▸ Task inputs
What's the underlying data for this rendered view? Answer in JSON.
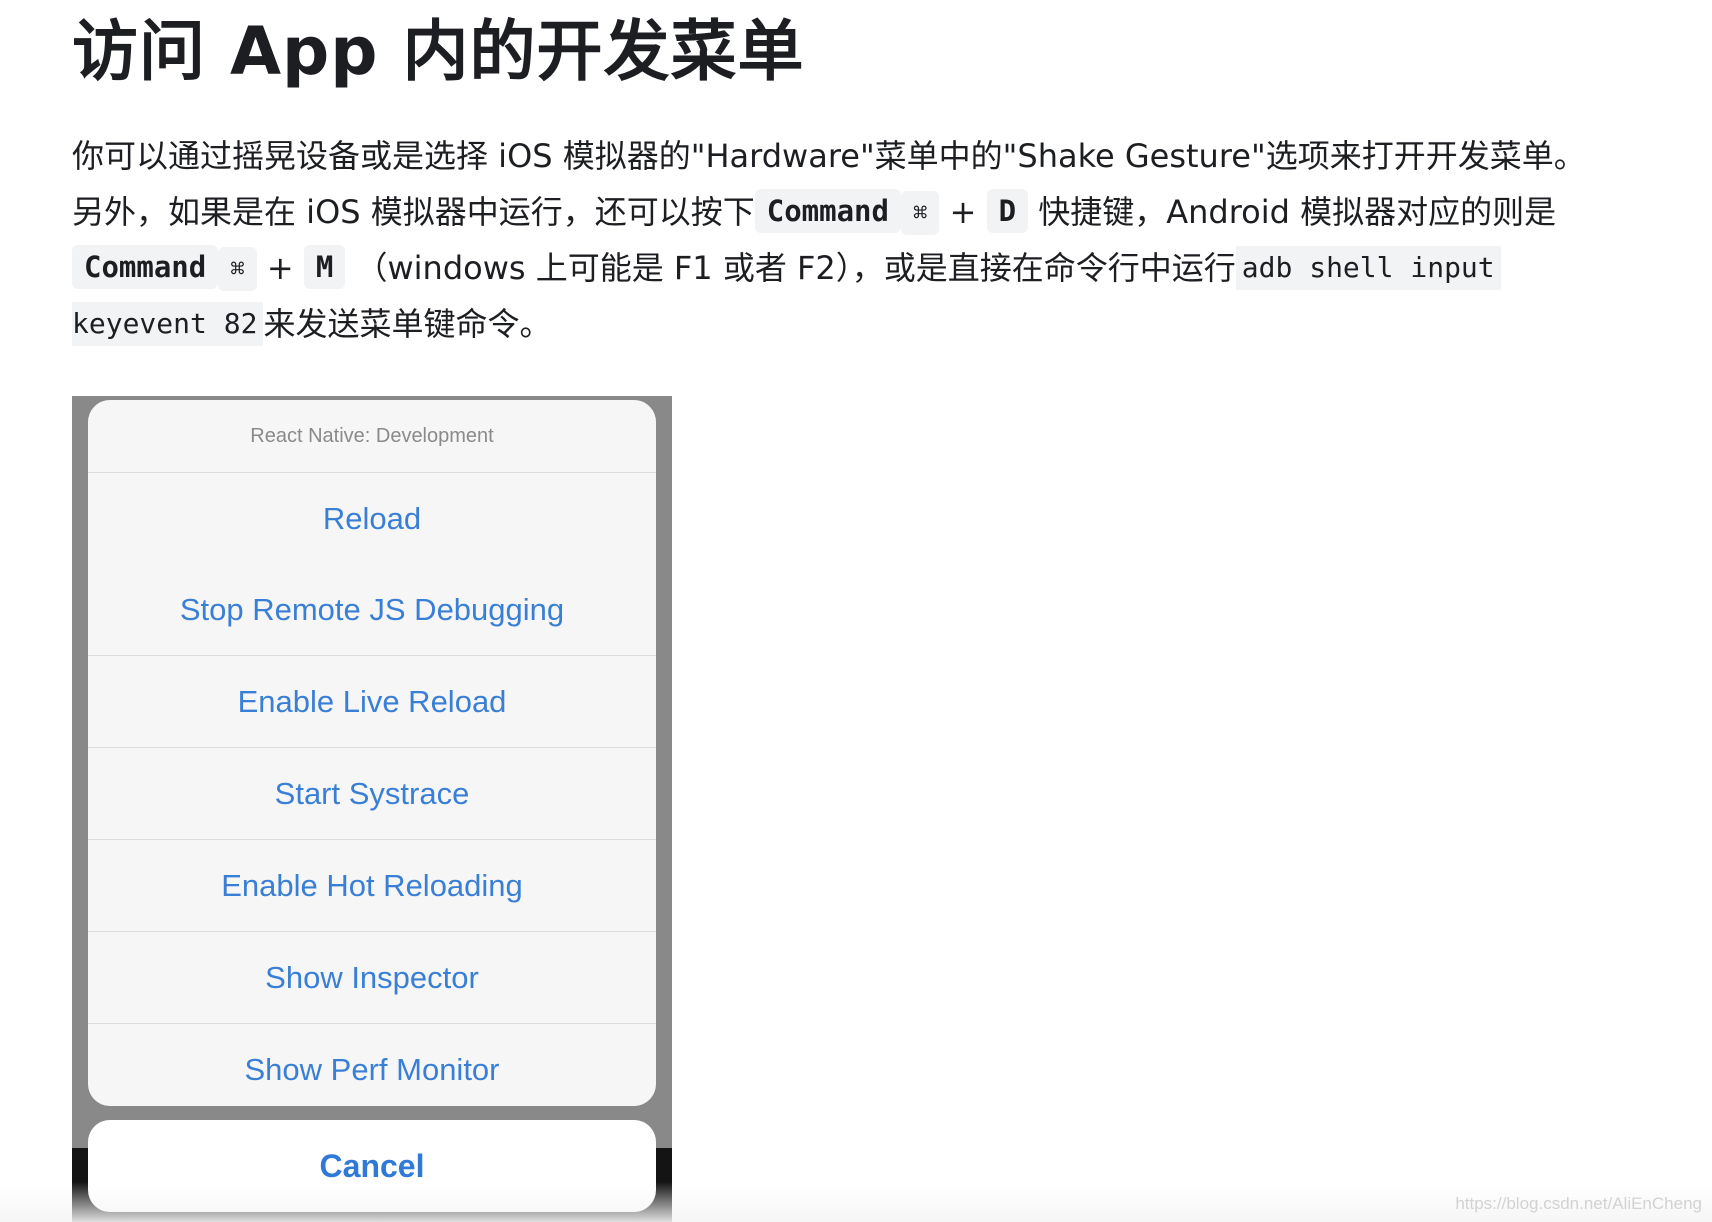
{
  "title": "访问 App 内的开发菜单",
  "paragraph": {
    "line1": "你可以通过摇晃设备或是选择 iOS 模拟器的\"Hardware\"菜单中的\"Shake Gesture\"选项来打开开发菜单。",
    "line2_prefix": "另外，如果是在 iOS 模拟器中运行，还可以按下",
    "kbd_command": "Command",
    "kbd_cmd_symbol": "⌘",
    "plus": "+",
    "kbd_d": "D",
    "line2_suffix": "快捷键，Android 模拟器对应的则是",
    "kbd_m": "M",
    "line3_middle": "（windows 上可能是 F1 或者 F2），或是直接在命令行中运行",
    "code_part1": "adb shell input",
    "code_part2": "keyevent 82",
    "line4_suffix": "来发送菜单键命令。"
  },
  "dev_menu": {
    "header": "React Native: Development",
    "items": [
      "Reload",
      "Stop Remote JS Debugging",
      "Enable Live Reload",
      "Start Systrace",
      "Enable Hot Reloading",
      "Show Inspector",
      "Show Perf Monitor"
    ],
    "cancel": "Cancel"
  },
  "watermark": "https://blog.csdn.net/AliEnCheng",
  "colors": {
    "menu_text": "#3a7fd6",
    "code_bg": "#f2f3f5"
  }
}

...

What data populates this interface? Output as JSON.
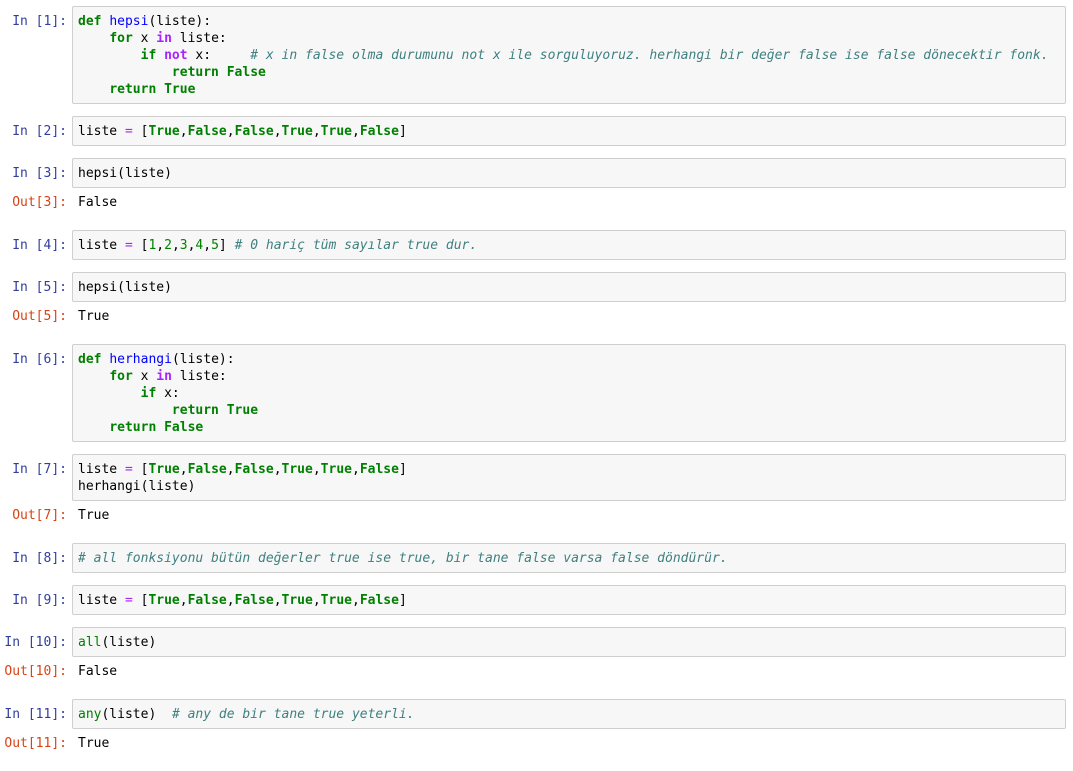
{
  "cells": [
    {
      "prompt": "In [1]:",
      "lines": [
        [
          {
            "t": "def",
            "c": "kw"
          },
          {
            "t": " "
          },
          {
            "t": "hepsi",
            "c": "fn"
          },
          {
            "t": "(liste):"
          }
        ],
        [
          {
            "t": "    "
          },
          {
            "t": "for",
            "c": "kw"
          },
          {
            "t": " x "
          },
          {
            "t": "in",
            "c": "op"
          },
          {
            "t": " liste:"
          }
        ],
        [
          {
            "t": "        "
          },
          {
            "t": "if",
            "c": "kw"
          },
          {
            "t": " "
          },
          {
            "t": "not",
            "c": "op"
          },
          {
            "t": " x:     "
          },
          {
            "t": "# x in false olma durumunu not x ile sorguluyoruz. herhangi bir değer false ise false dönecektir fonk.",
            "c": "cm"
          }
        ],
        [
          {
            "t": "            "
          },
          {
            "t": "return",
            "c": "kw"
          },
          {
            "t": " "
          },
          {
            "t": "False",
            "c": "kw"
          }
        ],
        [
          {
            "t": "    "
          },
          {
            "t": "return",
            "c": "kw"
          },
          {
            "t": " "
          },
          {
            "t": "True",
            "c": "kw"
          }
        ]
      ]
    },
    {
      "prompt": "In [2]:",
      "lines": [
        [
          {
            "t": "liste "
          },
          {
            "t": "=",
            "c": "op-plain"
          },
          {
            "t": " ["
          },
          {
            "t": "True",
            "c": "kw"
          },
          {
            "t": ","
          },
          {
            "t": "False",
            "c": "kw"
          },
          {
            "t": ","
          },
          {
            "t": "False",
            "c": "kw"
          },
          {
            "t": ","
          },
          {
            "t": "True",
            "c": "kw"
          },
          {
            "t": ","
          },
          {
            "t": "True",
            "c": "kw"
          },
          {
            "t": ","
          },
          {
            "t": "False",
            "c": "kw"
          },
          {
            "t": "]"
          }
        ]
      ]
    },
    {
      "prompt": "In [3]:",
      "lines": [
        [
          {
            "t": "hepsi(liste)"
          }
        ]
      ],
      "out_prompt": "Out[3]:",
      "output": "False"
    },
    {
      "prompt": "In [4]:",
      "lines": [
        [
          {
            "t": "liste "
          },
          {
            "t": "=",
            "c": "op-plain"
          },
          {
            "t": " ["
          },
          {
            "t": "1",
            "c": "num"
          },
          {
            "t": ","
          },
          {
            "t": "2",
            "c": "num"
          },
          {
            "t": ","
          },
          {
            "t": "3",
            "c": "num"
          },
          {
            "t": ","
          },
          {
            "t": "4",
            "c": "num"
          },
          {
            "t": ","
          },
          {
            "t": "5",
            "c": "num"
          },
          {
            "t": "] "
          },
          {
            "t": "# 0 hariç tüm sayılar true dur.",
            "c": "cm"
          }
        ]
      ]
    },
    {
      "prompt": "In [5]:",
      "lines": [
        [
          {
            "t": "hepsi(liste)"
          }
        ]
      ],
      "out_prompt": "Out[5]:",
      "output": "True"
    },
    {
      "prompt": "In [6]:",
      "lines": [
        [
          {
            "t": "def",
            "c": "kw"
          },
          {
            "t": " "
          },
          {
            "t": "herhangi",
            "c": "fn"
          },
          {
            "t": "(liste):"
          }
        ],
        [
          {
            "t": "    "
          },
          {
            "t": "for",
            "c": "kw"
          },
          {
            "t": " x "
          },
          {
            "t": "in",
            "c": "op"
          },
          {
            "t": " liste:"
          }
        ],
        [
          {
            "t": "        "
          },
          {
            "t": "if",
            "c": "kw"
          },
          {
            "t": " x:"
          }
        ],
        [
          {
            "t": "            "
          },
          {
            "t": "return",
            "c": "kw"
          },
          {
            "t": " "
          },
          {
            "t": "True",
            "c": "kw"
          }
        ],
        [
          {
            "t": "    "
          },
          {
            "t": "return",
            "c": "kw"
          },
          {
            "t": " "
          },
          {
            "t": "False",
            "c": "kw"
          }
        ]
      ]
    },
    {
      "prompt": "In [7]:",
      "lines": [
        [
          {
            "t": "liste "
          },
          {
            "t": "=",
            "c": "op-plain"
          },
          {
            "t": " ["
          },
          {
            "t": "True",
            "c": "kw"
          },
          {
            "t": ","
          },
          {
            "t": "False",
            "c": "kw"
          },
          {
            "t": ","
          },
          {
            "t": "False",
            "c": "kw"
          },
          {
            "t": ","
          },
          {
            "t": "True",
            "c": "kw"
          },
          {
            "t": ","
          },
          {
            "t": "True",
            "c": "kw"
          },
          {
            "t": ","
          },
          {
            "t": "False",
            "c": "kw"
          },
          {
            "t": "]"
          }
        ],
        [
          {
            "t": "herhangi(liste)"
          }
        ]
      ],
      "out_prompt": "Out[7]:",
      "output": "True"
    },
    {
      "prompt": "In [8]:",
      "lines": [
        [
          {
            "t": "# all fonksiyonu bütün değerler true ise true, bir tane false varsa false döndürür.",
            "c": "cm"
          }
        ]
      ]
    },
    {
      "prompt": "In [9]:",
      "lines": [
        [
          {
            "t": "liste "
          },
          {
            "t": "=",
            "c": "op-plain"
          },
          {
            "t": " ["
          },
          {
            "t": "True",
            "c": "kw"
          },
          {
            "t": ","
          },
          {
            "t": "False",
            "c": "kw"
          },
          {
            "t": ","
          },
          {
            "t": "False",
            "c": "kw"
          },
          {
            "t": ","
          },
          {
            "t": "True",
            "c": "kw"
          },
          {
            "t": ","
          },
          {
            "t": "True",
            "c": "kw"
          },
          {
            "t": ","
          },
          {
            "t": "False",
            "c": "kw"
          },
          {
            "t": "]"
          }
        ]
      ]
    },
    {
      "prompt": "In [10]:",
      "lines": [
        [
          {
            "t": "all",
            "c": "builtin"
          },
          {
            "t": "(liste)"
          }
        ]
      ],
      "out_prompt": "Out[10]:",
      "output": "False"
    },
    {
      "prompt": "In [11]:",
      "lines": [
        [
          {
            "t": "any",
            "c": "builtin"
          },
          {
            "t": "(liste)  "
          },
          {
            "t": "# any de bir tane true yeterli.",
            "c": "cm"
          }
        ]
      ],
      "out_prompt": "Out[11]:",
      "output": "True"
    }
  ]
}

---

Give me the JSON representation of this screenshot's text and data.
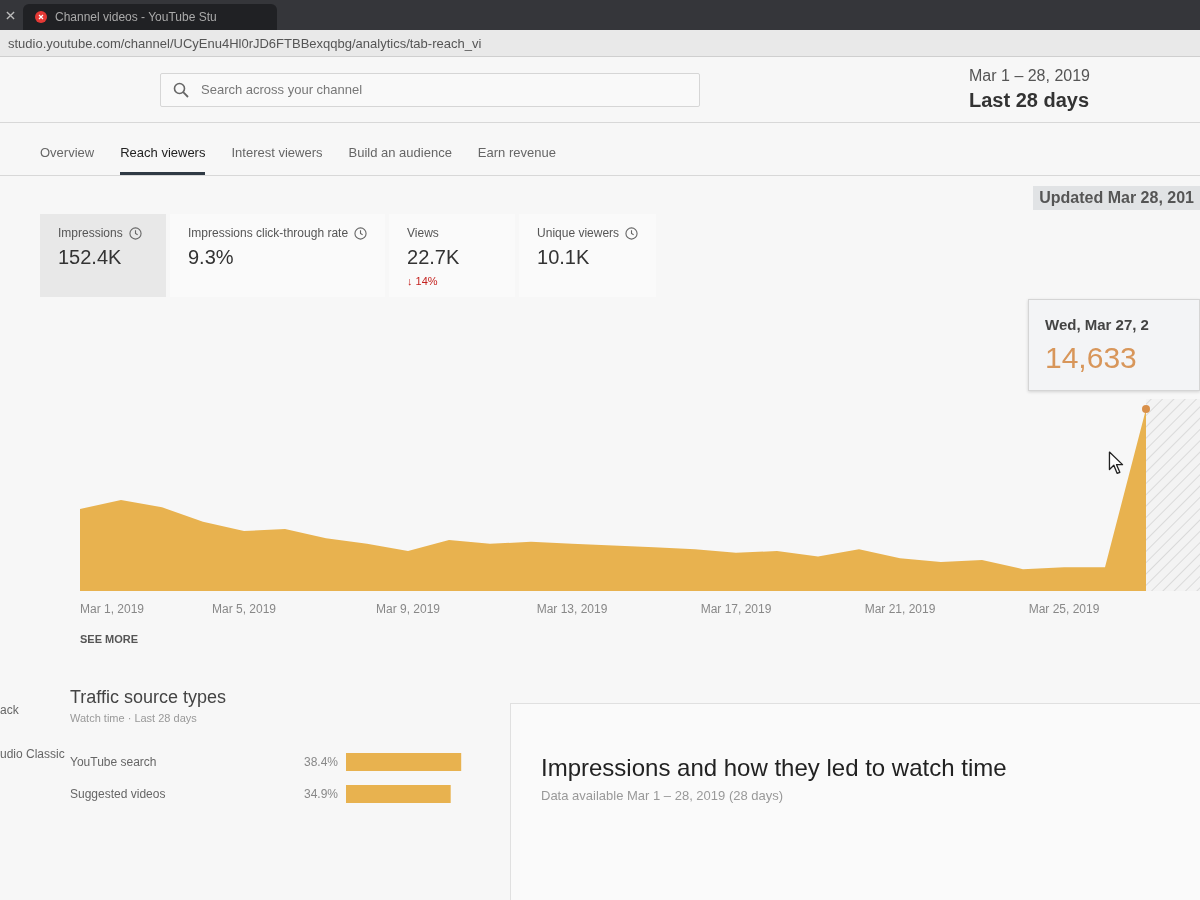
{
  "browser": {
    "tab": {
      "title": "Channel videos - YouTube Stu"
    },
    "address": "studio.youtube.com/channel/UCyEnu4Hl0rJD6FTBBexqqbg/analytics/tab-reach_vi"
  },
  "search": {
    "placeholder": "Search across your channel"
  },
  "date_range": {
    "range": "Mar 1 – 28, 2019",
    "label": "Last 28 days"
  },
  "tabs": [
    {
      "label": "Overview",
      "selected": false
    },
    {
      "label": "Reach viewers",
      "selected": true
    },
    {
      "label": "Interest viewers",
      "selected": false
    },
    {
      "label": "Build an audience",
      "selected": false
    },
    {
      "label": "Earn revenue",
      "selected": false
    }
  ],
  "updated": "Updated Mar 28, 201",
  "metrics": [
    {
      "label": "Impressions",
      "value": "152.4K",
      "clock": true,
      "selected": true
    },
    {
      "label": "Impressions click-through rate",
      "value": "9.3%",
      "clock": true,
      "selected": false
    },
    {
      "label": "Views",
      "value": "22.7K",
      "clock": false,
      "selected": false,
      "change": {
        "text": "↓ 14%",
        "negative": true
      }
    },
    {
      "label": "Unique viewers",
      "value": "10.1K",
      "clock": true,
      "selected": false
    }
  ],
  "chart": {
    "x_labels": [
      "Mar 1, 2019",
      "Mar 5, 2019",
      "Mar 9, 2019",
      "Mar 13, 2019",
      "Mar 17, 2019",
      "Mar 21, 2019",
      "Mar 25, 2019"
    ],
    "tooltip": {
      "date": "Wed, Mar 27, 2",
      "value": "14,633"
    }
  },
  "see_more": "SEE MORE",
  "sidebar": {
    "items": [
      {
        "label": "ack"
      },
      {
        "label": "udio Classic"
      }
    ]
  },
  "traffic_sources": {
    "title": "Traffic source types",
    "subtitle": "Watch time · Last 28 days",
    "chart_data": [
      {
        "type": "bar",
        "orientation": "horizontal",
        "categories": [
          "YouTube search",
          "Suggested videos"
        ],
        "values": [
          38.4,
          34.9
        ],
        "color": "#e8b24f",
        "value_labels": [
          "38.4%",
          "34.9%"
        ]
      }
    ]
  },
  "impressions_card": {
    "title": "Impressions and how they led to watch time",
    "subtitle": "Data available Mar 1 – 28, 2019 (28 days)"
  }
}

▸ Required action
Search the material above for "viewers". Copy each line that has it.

▸ Exercise answer
      "label": "Reach viewers",
      "label": "Interest viewers",
      "label": "Unique viewers",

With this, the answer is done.